Philippa Ross will not be the only person flying the flag for her esteemed ancestor Sir James Clark Ross during a voyage leaving next week for the Antarctic region named after him.

However, the Waipu woman and her uncle, James, from England, might be the only people literally sticking a flag directly in the ice of the frozen continent her great-great-great-grandfather explored in his quest to find the South Magnetic Pole 175 years ago.

Ms Ross leaves Invercargill next Wednesday on a 35-day Heritage Expeditions voyage called In the Wake of Ross, Scott and Amundsen. On board will also be descendants of the other two explorers, eco-tourists and conservationists, who will be taking a rare opportunity to combine a visit to the most pristine marine ecology site in the world with the historic 175th anniversary of Sir James' voyage of discovery.

"We've got a flag to plant on the ice. I've had one made showing the family crest and recognising Sir James' achievement in discovering the North Magnetic Pole," Ms Ross said. He did that as a young British Navy officer in 1831, several years before leading Antarctic expeditions to chart much of the continent's coastline between 1839 and 1843.


The flag also bears the Ross family motto, "Hope Lightens Difficulties".

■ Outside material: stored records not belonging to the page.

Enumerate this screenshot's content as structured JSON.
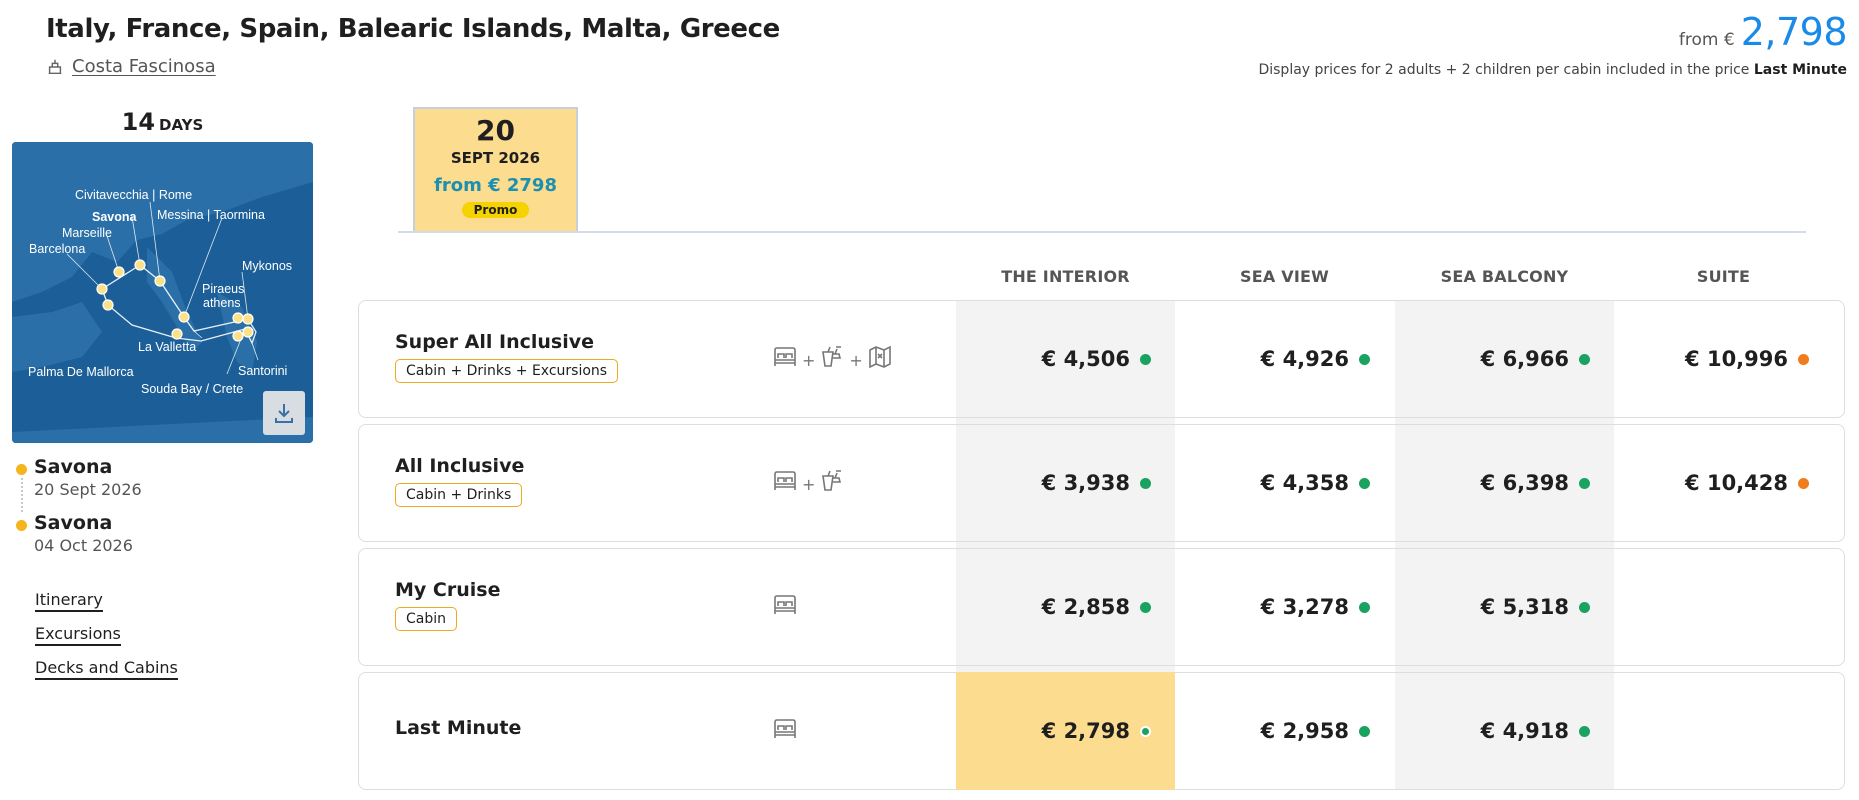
{
  "header": {
    "title": "Italy, France, Spain, Balearic Islands, Malta, Greece",
    "ship": "Costa Fascinosa",
    "from_label": "from €",
    "from_price": "2,798",
    "note_prefix": "Display prices for 2 adults + 2 children per cabin included in the price",
    "note_bold": "Last Minute"
  },
  "duration": {
    "number": "14",
    "unit": "DAYS"
  },
  "map": {
    "ports": [
      "Civitavecchia | Rome",
      "Savona",
      "Messina | Taormina",
      "Marseille",
      "Barcelona",
      "Mykonos",
      "Piraeus",
      "athens",
      "La Valletta",
      "Santorini",
      "Palma De Mallorca",
      "Souda Bay / Crete"
    ],
    "download_icon": "download-icon"
  },
  "route": [
    {
      "port": "Savona",
      "date": "20 Sept 2026"
    },
    {
      "port": "Savona",
      "date": "04 Oct 2026"
    }
  ],
  "links": [
    "Itinerary",
    "Excursions",
    "Decks and Cabins"
  ],
  "date_tab": {
    "day": "20",
    "month": "SEPT 2026",
    "from": "from € 2798",
    "promo": "Promo"
  },
  "columns": [
    "THE INTERIOR",
    "SEA VIEW",
    "SEA BALCONY",
    "SUITE"
  ],
  "plus": "+",
  "rows": [
    {
      "name": "Super All Inclusive",
      "badge": "Cabin + Drinks + Excursions",
      "icons": [
        "bed-icon",
        "drinks-icon",
        "map-icon"
      ],
      "prices": [
        "€ 4,506",
        "€ 4,926",
        "€ 6,966",
        "€ 10,996"
      ],
      "status": [
        "green",
        "green",
        "green",
        "orange"
      ]
    },
    {
      "name": "All Inclusive",
      "badge": "Cabin + Drinks",
      "icons": [
        "bed-icon",
        "drinks-icon"
      ],
      "prices": [
        "€ 3,938",
        "€ 4,358",
        "€ 6,398",
        "€ 10,428"
      ],
      "status": [
        "green",
        "green",
        "green",
        "orange"
      ]
    },
    {
      "name": "My Cruise",
      "badge": "Cabin",
      "icons": [
        "bed-icon"
      ],
      "prices": [
        "€ 2,858",
        "€ 3,278",
        "€ 5,318",
        ""
      ],
      "status": [
        "green",
        "green",
        "green",
        ""
      ]
    },
    {
      "name": "Last Minute",
      "badge": "",
      "icons": [
        "bed-icon"
      ],
      "prices": [
        "€ 2,798",
        "€ 2,958",
        "€ 4,918",
        ""
      ],
      "status": [
        "green",
        "green",
        "green",
        ""
      ]
    }
  ],
  "colors": {
    "accent_blue": "#1a8ae8",
    "highlight": "#fcdc8e",
    "available": "#1aa260",
    "limited": "#f07c1c",
    "badge_border": "#f0a820"
  }
}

Provided the weather permits a landing, if Ms Ross and her uncle are permitted to plant the banner in the ice it is likely to be a short-lived symbolic gesture, in keeping with the "leave only footprints" ethos of eco-tourism and scientific pursuit.

"I'm happy about that. I understand we can't go leaving stuff there but I'd like the flag eventually kept somewhere meaningful, perhaps at Scott Base. I respect that it's up to the authorities to make that decision, though."

Ms Ross was always aware of her ancestor's contribution to navigation, earth sciences and polar exploration but her interest in his achievements deepened as her passion for the area's environmental conservation grew.

When she heard about Heritage Expeditions' voyage she contacted the company's founder and boss, Rodney Russ, and offered "to clean toilets, do anything, if they let me come".

She was invited to join in a pre-voyage promotional capacity and to write an on-board narrative of the event in blog form.

"It's a dream come true. I'm just so excited," she said of the chance to follow in her ancestor's wake.

Another dream would be to meet Leonardo DiCaprio, a campaigner for protection of Antarctica and the Ross Sea, Sir Richard Branson, who founded the Ocean Elders and Ocean Unite campaign, and ocean eco-warrior Sylvia Earle, fondly referred to as "Her Deepness".

Meanwhile, she's packing up the polar clothing, ready to leave a hot Northland summer for the Antarctic 175 years after her great-great-great-grandfather was there.